Records from a collection
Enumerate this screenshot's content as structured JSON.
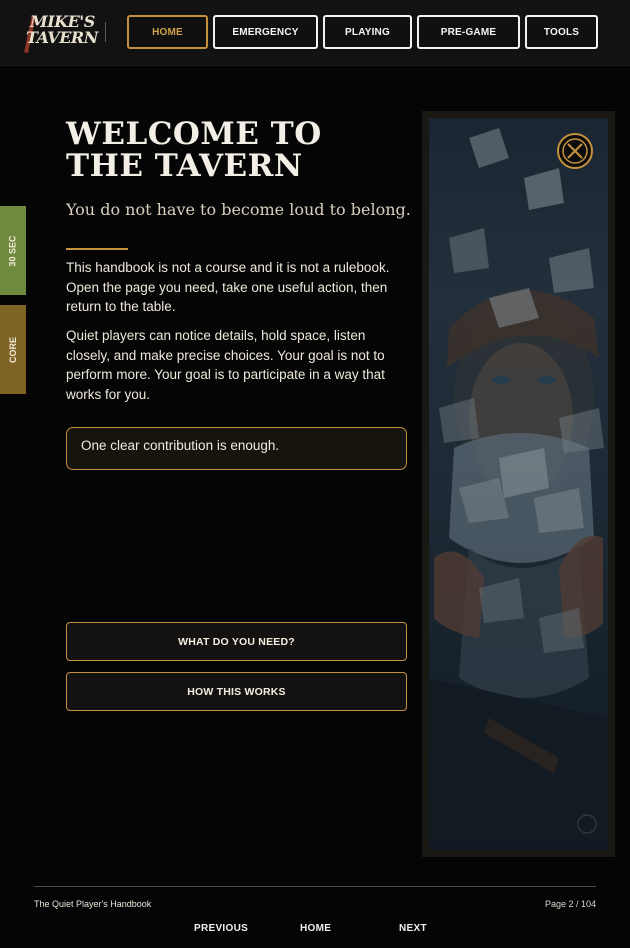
{
  "brand": {
    "logo_line1": "MIKE'S",
    "logo_line2": "TAVERN"
  },
  "nav": {
    "home": "HOME",
    "emergency": "EMERGENCY",
    "playing": "PLAYING",
    "pregame": "PRE-GAME",
    "tools": "TOOLS",
    "active": "HOME"
  },
  "side_tabs": {
    "quick": {
      "label": "30 SEC",
      "color": "#6f8a3e"
    },
    "core": {
      "label": "CORE",
      "color": "#7f6426"
    }
  },
  "main": {
    "title": "WELCOME TO THE TAVERN",
    "subtitle": "You do not have to become loud to belong.",
    "paragraph1": "This handbook is not a course and it is not a rulebook. Open the page you need, take one useful action, then return to the table.",
    "paragraph2": "Quiet players can notice details, hold space, listen closely, and make precise choices. Your goal is not to perform more. Your goal is to participate in a way that works for you.",
    "callout": "One clear contribution is enough.",
    "buttons": {
      "need": "WHAT DO YOU NEED?",
      "how": "HOW THIS WORKS"
    }
  },
  "artwork": {
    "close_icon": "close-icon"
  },
  "footer": {
    "handbook_title": "The Quiet Player's Handbook",
    "page_label": "Page 2 / 104",
    "previous": "PREVIOUS",
    "home": "HOME",
    "next": "NEXT"
  },
  "colors": {
    "accent": "#c4913f",
    "background": "#050505",
    "text": "#ece6da"
  }
}
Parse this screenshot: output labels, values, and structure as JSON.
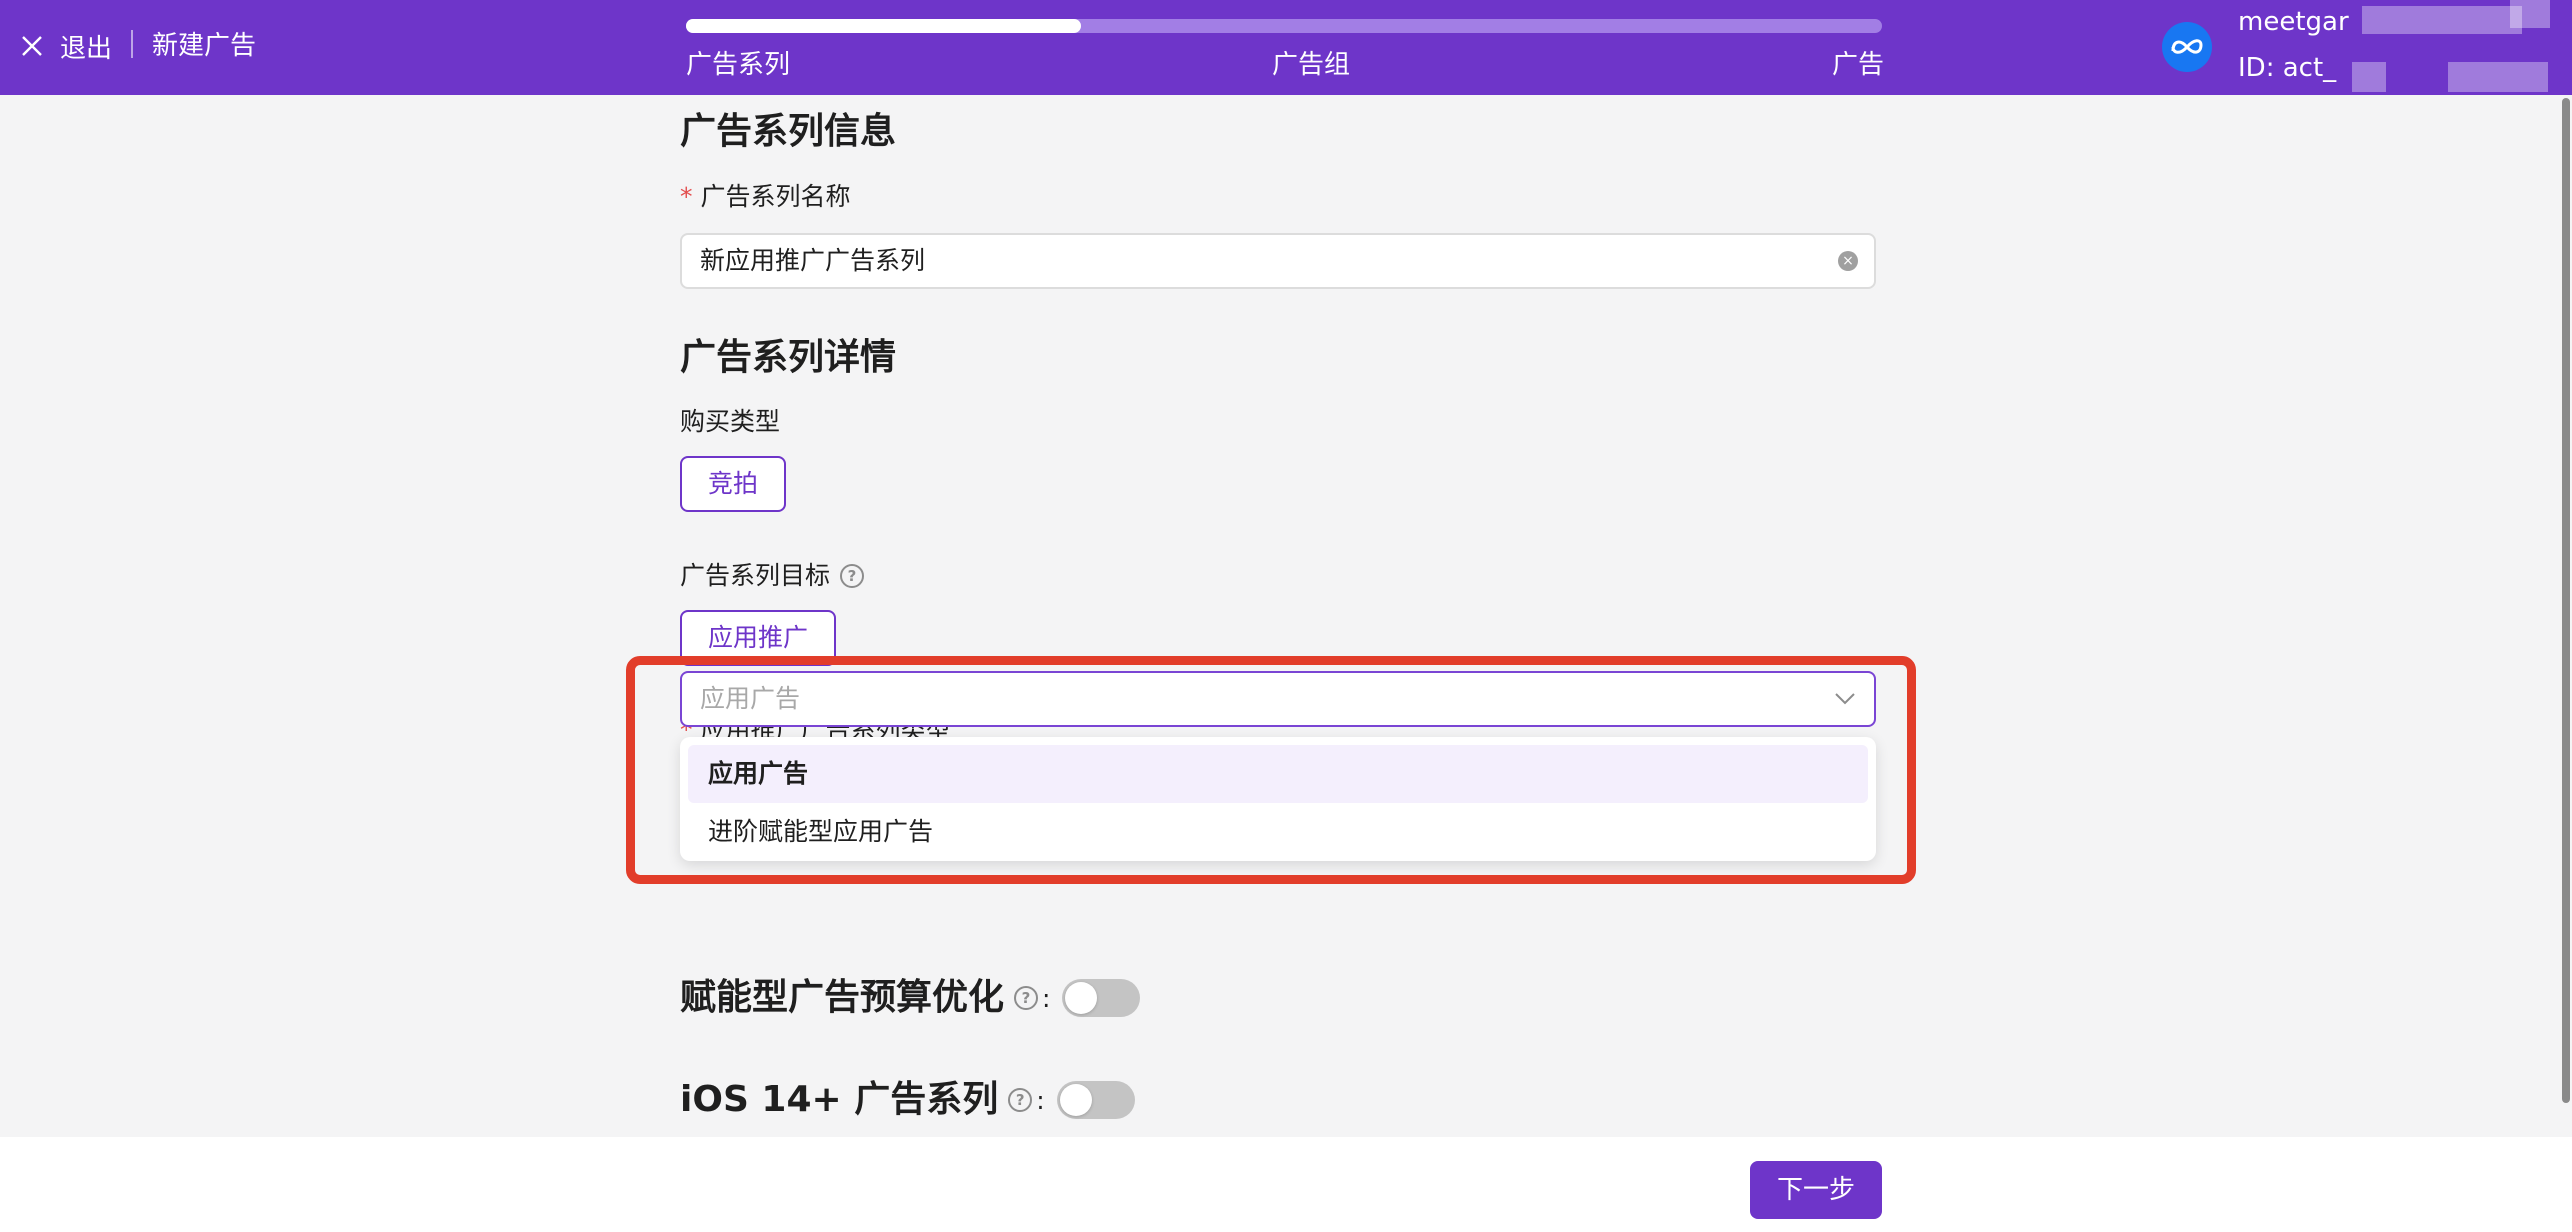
{
  "header": {
    "exit_label": "退出",
    "page_title": "新建广告",
    "progress_fraction": 0.33,
    "steps": [
      {
        "label": "广告系列"
      },
      {
        "label": "广告组"
      },
      {
        "label": "广告"
      }
    ],
    "account_name": "meetgar",
    "account_id": "ID: act_"
  },
  "campaign_info": {
    "heading": "广告系列信息",
    "name_label": "广告系列名称",
    "name_value": "新应用推广广告系列"
  },
  "campaign_details": {
    "heading": "广告系列详情",
    "buying_type_label": "购买类型",
    "buying_type_value": "竞拍",
    "objective_label": "广告系列目标",
    "objective_value": "应用推广",
    "app_type_label": "应用推广广告系列类型",
    "app_type_placeholder": "应用广告",
    "app_type_options": [
      {
        "label": "应用广告",
        "selected": true
      },
      {
        "label": "进阶赋能型应用广告",
        "selected": false
      }
    ]
  },
  "toggles": {
    "budget_optimization_label": "赋能型广告预算优化",
    "ios14_label": "iOS 14+ 广告系列",
    "colon": ":"
  },
  "footer": {
    "next_label": "下一步"
  },
  "colors": {
    "brand": "#6e35c9",
    "highlight": "#e23d2a"
  }
}
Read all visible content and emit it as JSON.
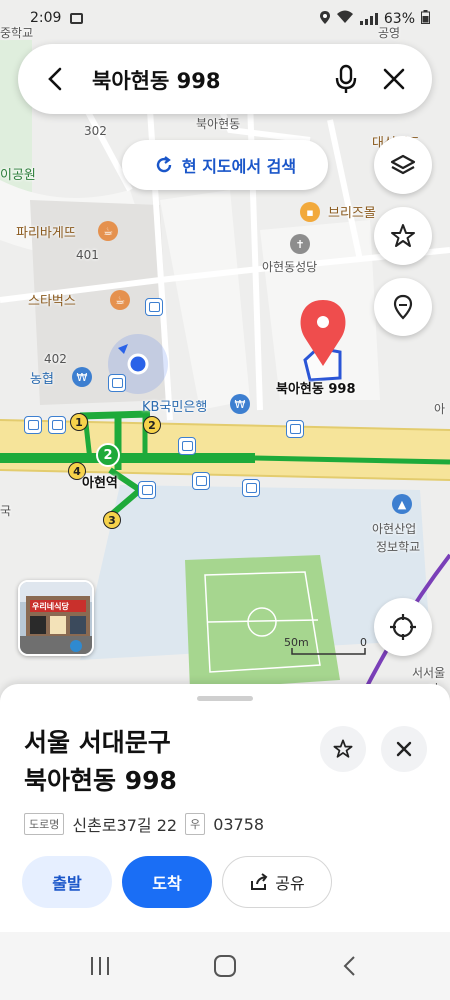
{
  "status_bar": {
    "time": "2:09",
    "battery": "63%"
  },
  "search": {
    "query": "북아현동 998"
  },
  "area_search": {
    "label": "현 지도에서 검색"
  },
  "map": {
    "labels": {
      "school_top": "중학교",
      "gongyeong": "공영",
      "num_302": "302",
      "bukahyeondong": "북아현동",
      "daeseong": "대성맨드",
      "park": "이공원",
      "paris": "파리바게뜨",
      "num_401": "401",
      "breeze": "브리즈몰",
      "church": "아현동성당",
      "starbucks": "스타벅스",
      "num_402": "402",
      "nonghyup": "농협",
      "kb": "KB국민은행",
      "ahyeon_station": "아현역",
      "school_bottom_1": "아현산업",
      "school_bottom_2": "정보학교",
      "left_edge": "국",
      "right_edge_1": "서서울",
      "right_edge_2": "아",
      "right_a": "아",
      "scale_label": "50m",
      "scale_zero": "0",
      "marker_label": "북아현동 998",
      "thumb_sign": "우리네식당"
    },
    "exits": [
      "1",
      "2",
      "3",
      "4"
    ],
    "line_badge": "2"
  },
  "place": {
    "title_line1": "서울 서대문구",
    "title_line2": "북아현동 998",
    "road_tag": "도로명",
    "road_address": "신촌로37길 22",
    "zip_tag": "우",
    "zip": "03758"
  },
  "actions": {
    "depart": "출발",
    "arrive": "도착",
    "share": "공유"
  },
  "colors": {
    "accent_blue": "#1a6ef5",
    "marker_red": "#ef4d4d",
    "subway_green": "#1eaa3a",
    "road_yellow": "#f6e49a"
  }
}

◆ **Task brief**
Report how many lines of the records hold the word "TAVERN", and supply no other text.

◆ **Exercise response**
2